In 2021, we can therefore expect a legislative proposal that will strengthen the position and awareness of consumers, protect them against greenwashing and premature obsolescence and set conditions for the substantiating of environmental claims based on the environmental footprint method (Life Cycle Analysis).
The EU strategy for methane emission reduction
After carbon dioxide, methane is the second greenhouse gas with the most potential. Its emissions worldwide are caused not only by natural processes but also by human activity. The European Union will therefore focus even more on the reduction of methane emissions within its endeavour to combat global warming. The EU can achieve the reduction of emissions through technological changes in the production of fossil fuels, agriculture (e.g. by supporting biogas production) or increased requirements for the security of landfills. In the global context, the EU contributes to methane emissions only by 5%, but it also represents the world’s largest importer of fossil fuels. From this position, the EU intends to influence the policies of its trading partners and demand the reduction of methane emissions, e.g. within trade agreements.

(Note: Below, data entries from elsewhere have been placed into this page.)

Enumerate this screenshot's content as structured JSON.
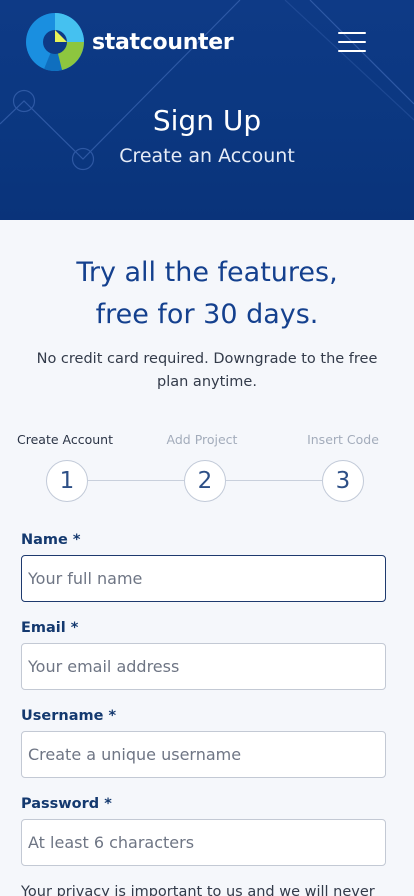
{
  "header": {
    "brand_name": "statcounter",
    "title": "Sign Up",
    "subtitle": "Create an Account",
    "menu_icon": "hamburger-menu-icon",
    "logo_icon": "statcounter-logo-icon",
    "background_color": "#0e3a86"
  },
  "intro": {
    "headline_line1": "Try all the features,",
    "headline_line2": "free for 30 days.",
    "note": "No credit card required. Downgrade to the free plan anytime."
  },
  "steps": [
    {
      "label": "Create Account",
      "number": "1",
      "active": true
    },
    {
      "label": "Add Project",
      "number": "2",
      "active": false
    },
    {
      "label": "Insert Code",
      "number": "3",
      "active": false
    }
  ],
  "form": {
    "name": {
      "label": "Name *",
      "placeholder": "Your full name"
    },
    "email": {
      "label": "Email *",
      "placeholder": "Your email address"
    },
    "username": {
      "label": "Username *",
      "placeholder": "Create a unique username"
    },
    "password": {
      "label": "Password *",
      "placeholder": "At least 6 characters"
    }
  },
  "privacy_text": "Your privacy is important to us and we will never",
  "colors": {
    "accent": "#14408e",
    "label": "#14396f",
    "logo_blue": "#1a8fe0",
    "logo_green": "#8dc63f"
  }
}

The EU plans to stimulate research and development of safer chemicals
Human biomonitoring studies in the EU point to a growing number of different hazardous chemicals in human blood and body tissue. The European Commission has therefore prepared the Chemicals Strategy for Sustainability. The planned measures are intended to reduce the number of hazardous chemicals used in various economic sectors (agriculture, textiles, mobility, construction, batteries, etc.) and to improve the circulation of non-toxic materials. Another of the strategy’s objectives is to raise awareness of the chemical composition of products, draw up a list of inherently safe chemicals and improve protection against various chemical mixtures in products. At the same time, the EU plans to support the research and development of alternative and sustainable chemicals that are less dangerous to humans and the environment.
The EU database of hazardous chemicals
The European Chemicals Agency (ECHA) has launched a Europe-wide database of substances of concern in products (SCIP), which is supposed to facilitate communication among manufacturers, regulators, consumers and waste managers. Manufacturers who launch products on the market with a certain concentration of substances of concern must inform ECHA about it. The database is intended to ensure that this information is available throughout the entire lifetime of the products, including the time they become waste. The information will be available to both waste managers and customers.